▶ **WORK ITEM**
From the first entry to the last, restate everything word for word and exclude pictures.

▶ **SUPPLIED ENTRIES**
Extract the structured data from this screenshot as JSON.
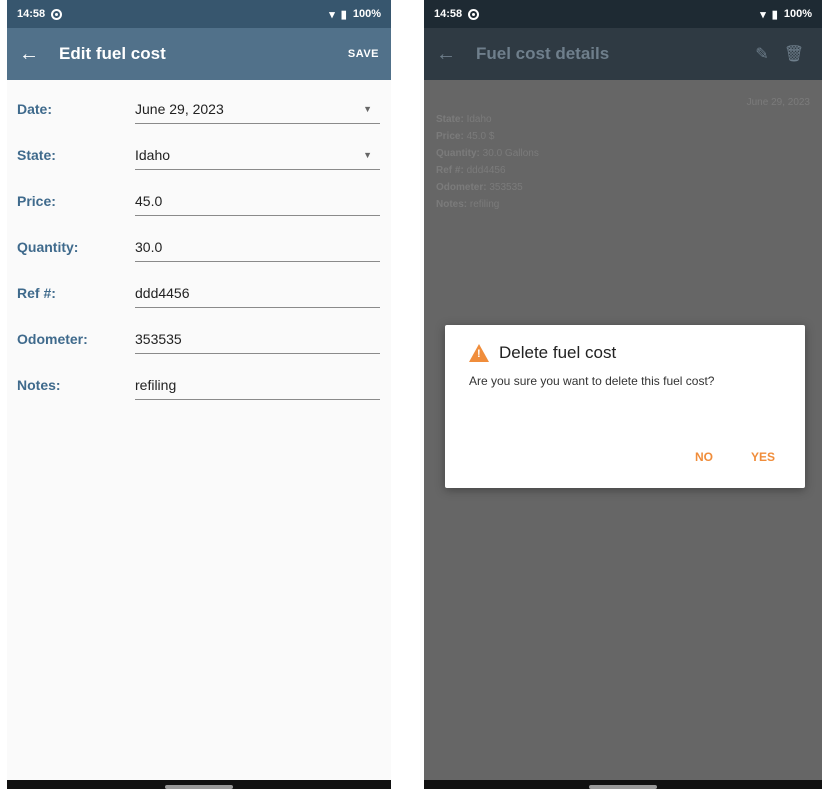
{
  "left": {
    "status": {
      "time": "14:58",
      "battery": "100%"
    },
    "appbar": {
      "back": "←",
      "title": "Edit fuel cost",
      "action": "SAVE"
    },
    "fields": [
      {
        "label": "Date:",
        "value": "June 29, 2023",
        "dropdown": true
      },
      {
        "label": "State:",
        "value": "Idaho",
        "dropdown": true
      },
      {
        "label": "Price:",
        "value": "45.0"
      },
      {
        "label": "Quantity:",
        "value": "30.0"
      },
      {
        "label": "Ref #:",
        "value": "ddd4456"
      },
      {
        "label": "Odometer:",
        "value": "353535"
      },
      {
        "label": "Notes:",
        "value": "refiling"
      }
    ]
  },
  "right": {
    "status": {
      "time": "14:58",
      "battery": "100%"
    },
    "appbar": {
      "back": "←",
      "title": "Fuel cost details",
      "edit": "✎",
      "delete": "🗑"
    },
    "details": {
      "date": "June 29, 2023",
      "state_label": "State:",
      "state": "Idaho",
      "price_label": "Price:",
      "price": "45.0 $",
      "quantity_label": "Quantity:",
      "quantity": "30.0 Gallons",
      "ref_label": "Ref #:",
      "ref": "ddd4456",
      "odometer_label": "Odometer:",
      "odometer": "353535",
      "notes_label": "Notes:",
      "notes": "refiling"
    },
    "dialog": {
      "title": "Delete fuel cost",
      "message": "Are you sure you want to delete this fuel cost?",
      "no": "NO",
      "yes": "YES"
    }
  },
  "colors": {
    "primary": "#51718a",
    "statusbar": "#37566e",
    "accent": "#f08d3b",
    "label": "#3f6a8c",
    "scrim": "#666666"
  }
}
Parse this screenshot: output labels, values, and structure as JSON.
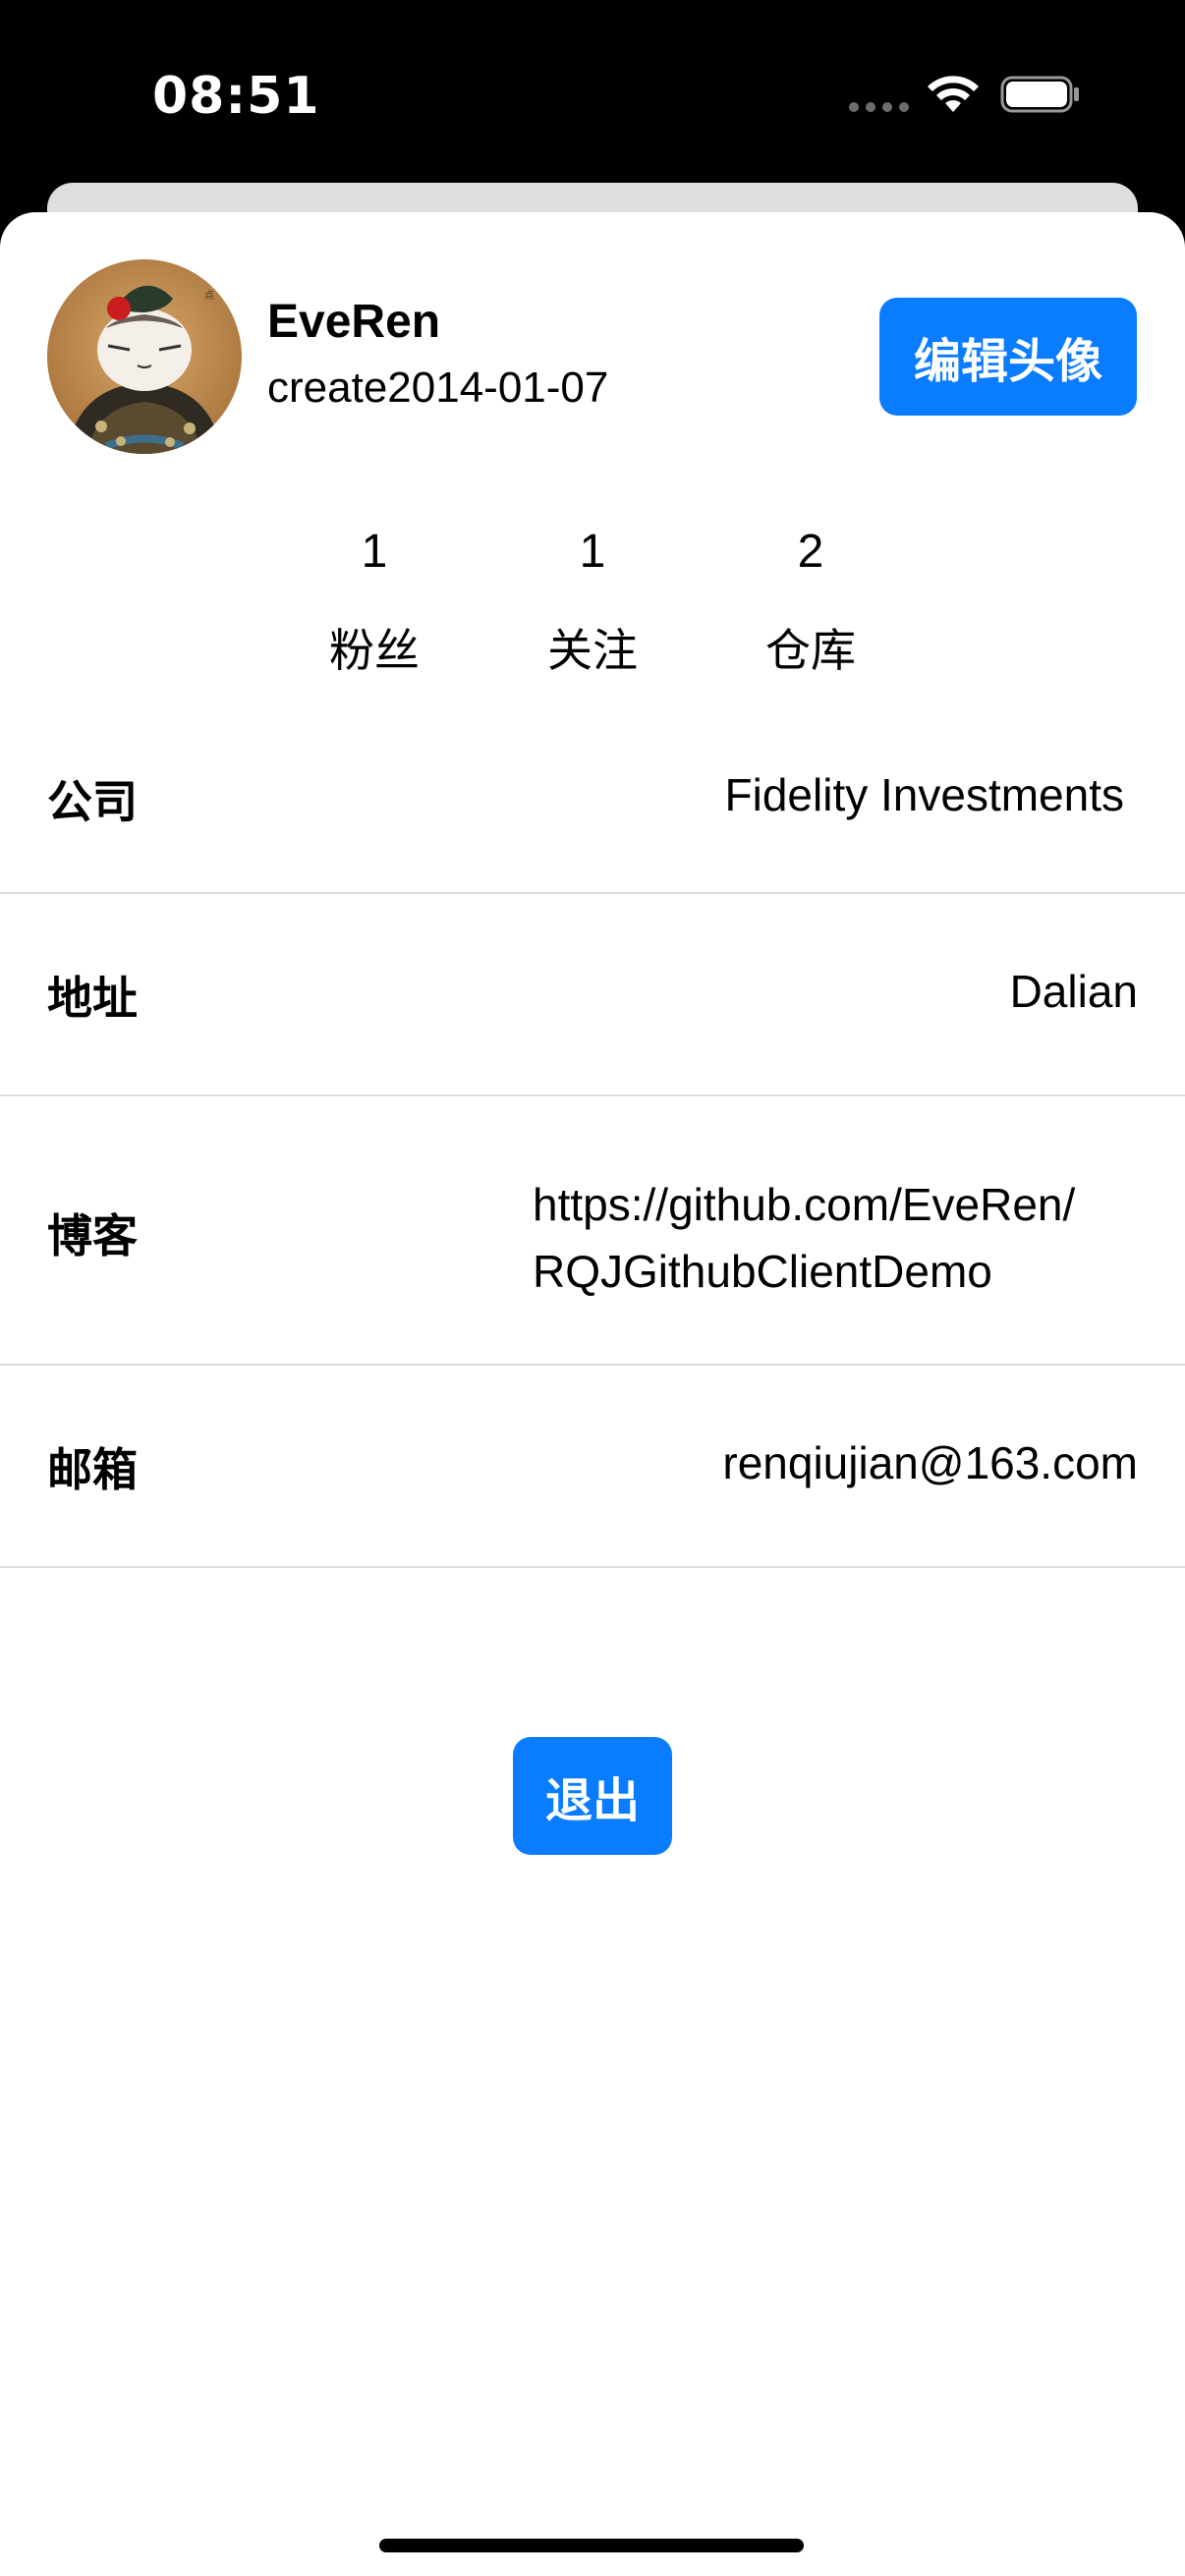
{
  "status_bar": {
    "time": "08:51",
    "wifi_icon": "wifi-icon",
    "battery_icon": "battery-icon"
  },
  "profile": {
    "avatar_icon": "avatar-image",
    "username": "EveRen",
    "created": "create2014-01-07",
    "edit_avatar_label": "编辑头像"
  },
  "stats": [
    {
      "value": "1",
      "label": "粉丝"
    },
    {
      "value": "1",
      "label": "关注"
    },
    {
      "value": "2",
      "label": "仓库"
    }
  ],
  "info": {
    "company": {
      "label": "公司",
      "value": "Fidelity Investments"
    },
    "address": {
      "label": "地址",
      "value": "Dalian"
    },
    "blog": {
      "label": "博客",
      "value_line1": "https://github.com/EveRen/",
      "value_line2": "RQJGithubClientDemo"
    },
    "email": {
      "label": "邮箱",
      "value": "renqiujian@163.com"
    }
  },
  "actions": {
    "logout_label": "退出"
  },
  "colors": {
    "accent": "#0a7cff",
    "divider": "#dcdcdc",
    "background": "#ffffff"
  }
}
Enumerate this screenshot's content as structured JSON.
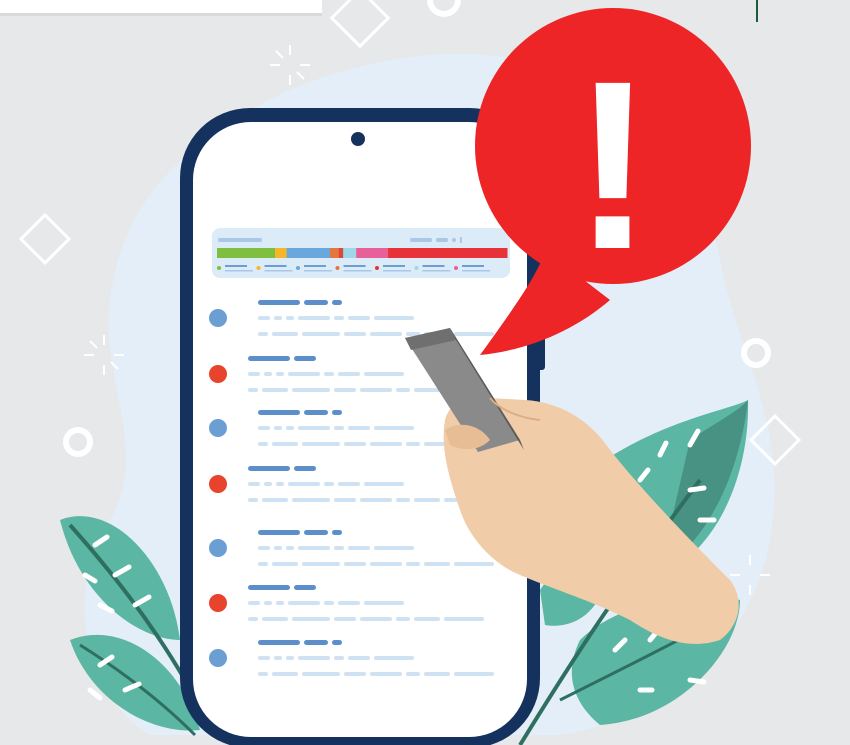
{
  "illustration": {
    "subject": "smartphone-notification-alert",
    "alert_symbol": "!",
    "colors": {
      "background": "#e7e8e9",
      "blob": "#e3eef8",
      "phone_frame": "#15325e",
      "screen": "#ffffff",
      "alert_red": "#ee2526",
      "dot_blue": "#6b9fd4",
      "dot_red": "#e8432c",
      "leaf_green": "#5bb7a3",
      "leaf_dark": "#479283",
      "skin": "#f0cda8",
      "handheld_phone": "#8a8a8a"
    },
    "status_bar_segments": [
      {
        "color": "#7fbf3f",
        "share": 0.2
      },
      {
        "color": "#f5b72a",
        "share": 0.04
      },
      {
        "color": "#6aa7dc",
        "share": 0.15
      },
      {
        "color": "#e7763a",
        "share": 0.03
      },
      {
        "color": "#d64b3b",
        "share": 0.015
      },
      {
        "color": "#9ed7e8",
        "share": 0.045
      },
      {
        "color": "#e8609a",
        "share": 0.11
      },
      {
        "color": "#e8323a",
        "share": 0.41
      }
    ],
    "list_item_status": [
      "blue",
      "red",
      "blue",
      "red",
      "blue",
      "red",
      "blue"
    ]
  }
}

▶ **RESPONSE BELOW**
Extract the structured data from this screenshot as JSON.
{
  "left": {
    "status": {
      "time": "14:58",
      "battery": "100%"
    },
    "appbar": {
      "back": "←",
      "title": "Edit fuel cost",
      "action": "SAVE"
    },
    "fields": [
      {
        "label": "Date:",
        "value": "June 29, 2023",
        "dropdown": true
      },
      {
        "label": "State:",
        "value": "Idaho",
        "dropdown": true
      },
      {
        "label": "Price:",
        "value": "45.0"
      },
      {
        "label": "Quantity:",
        "value": "30.0"
      },
      {
        "label": "Ref #:",
        "value": "ddd4456"
      },
      {
        "label": "Odometer:",
        "value": "353535"
      },
      {
        "label": "Notes:",
        "value": "refiling"
      }
    ]
  },
  "right": {
    "status": {
      "time": "14:58",
      "battery": "100%"
    },
    "appbar": {
      "back": "←",
      "title": "Fuel cost details",
      "edit": "✎",
      "delete": "🗑"
    },
    "details": {
      "date": "June 29, 2023",
      "state_label": "State:",
      "state": "Idaho",
      "price_label": "Price:",
      "price": "45.0 $",
      "quantity_label": "Quantity:",
      "quantity": "30.0 Gallons",
      "ref_label": "Ref #:",
      "ref": "ddd4456",
      "odometer_label": "Odometer:",
      "odometer": "353535",
      "notes_label": "Notes:",
      "notes": "refiling"
    },
    "dialog": {
      "title": "Delete fuel cost",
      "message": "Are you sure you want to delete this fuel cost?",
      "no": "NO",
      "yes": "YES"
    }
  },
  "colors": {
    "primary": "#51718a",
    "statusbar": "#37566e",
    "accent": "#f08d3b",
    "label": "#3f6a8c",
    "scrim": "#666666"
  }
}
Parse this screenshot: output labels, values, and structure as JSON.
{
  "status_bar": {
    "time": "08:51",
    "wifi_icon": "wifi-icon",
    "battery_icon": "battery-icon"
  },
  "profile": {
    "avatar_icon": "avatar-image",
    "username": "EveRen",
    "created": "create2014-01-07",
    "edit_avatar_label": "编辑头像"
  },
  "stats": [
    {
      "value": "1",
      "label": "粉丝"
    },
    {
      "value": "1",
      "label": "关注"
    },
    {
      "value": "2",
      "label": "仓库"
    }
  ],
  "info": {
    "company": {
      "label": "公司",
      "value": "Fidelity Investments"
    },
    "address": {
      "label": "地址",
      "value": "Dalian"
    },
    "blog": {
      "label": "博客",
      "value_line1": "https://github.com/EveRen/",
      "value_line2": "RQJGithubClientDemo"
    },
    "email": {
      "label": "邮箱",
      "value": "renqiujian@163.com"
    }
  },
  "actions": {
    "logout_label": "退出"
  },
  "colors": {
    "accent": "#0a7cff",
    "divider": "#dcdcdc",
    "background": "#ffffff"
  }
}
Enumerate this screenshot's content as structured JSON.
{
  "illustration": {
    "subject": "smartphone-notification-alert",
    "alert_symbol": "!",
    "colors": {
      "background": "#e7e8e9",
      "blob": "#e3eef8",
      "phone_frame": "#15325e",
      "screen": "#ffffff",
      "alert_red": "#ee2526",
      "dot_blue": "#6b9fd4",
      "dot_red": "#e8432c",
      "leaf_green": "#5bb7a3",
      "leaf_dark": "#479283",
      "skin": "#f0cda8",
      "handheld_phone": "#8a8a8a"
    },
    "status_bar_segments": [
      {
        "color": "#7fbf3f",
        "share": 0.2
      },
      {
        "color": "#f5b72a",
        "share": 0.04
      },
      {
        "color": "#6aa7dc",
        "share": 0.15
      },
      {
        "color": "#e7763a",
        "share": 0.03
      },
      {
        "color": "#d64b3b",
        "share": 0.015
      },
      {
        "color": "#9ed7e8",
        "share": 0.045
      },
      {
        "color": "#e8609a",
        "share": 0.11
      },
      {
        "color": "#e8323a",
        "share": 0.41
      }
    ],
    "list_item_status": [
      "blue",
      "red",
      "blue",
      "red",
      "blue",
      "red",
      "blue"
    ]
  }
}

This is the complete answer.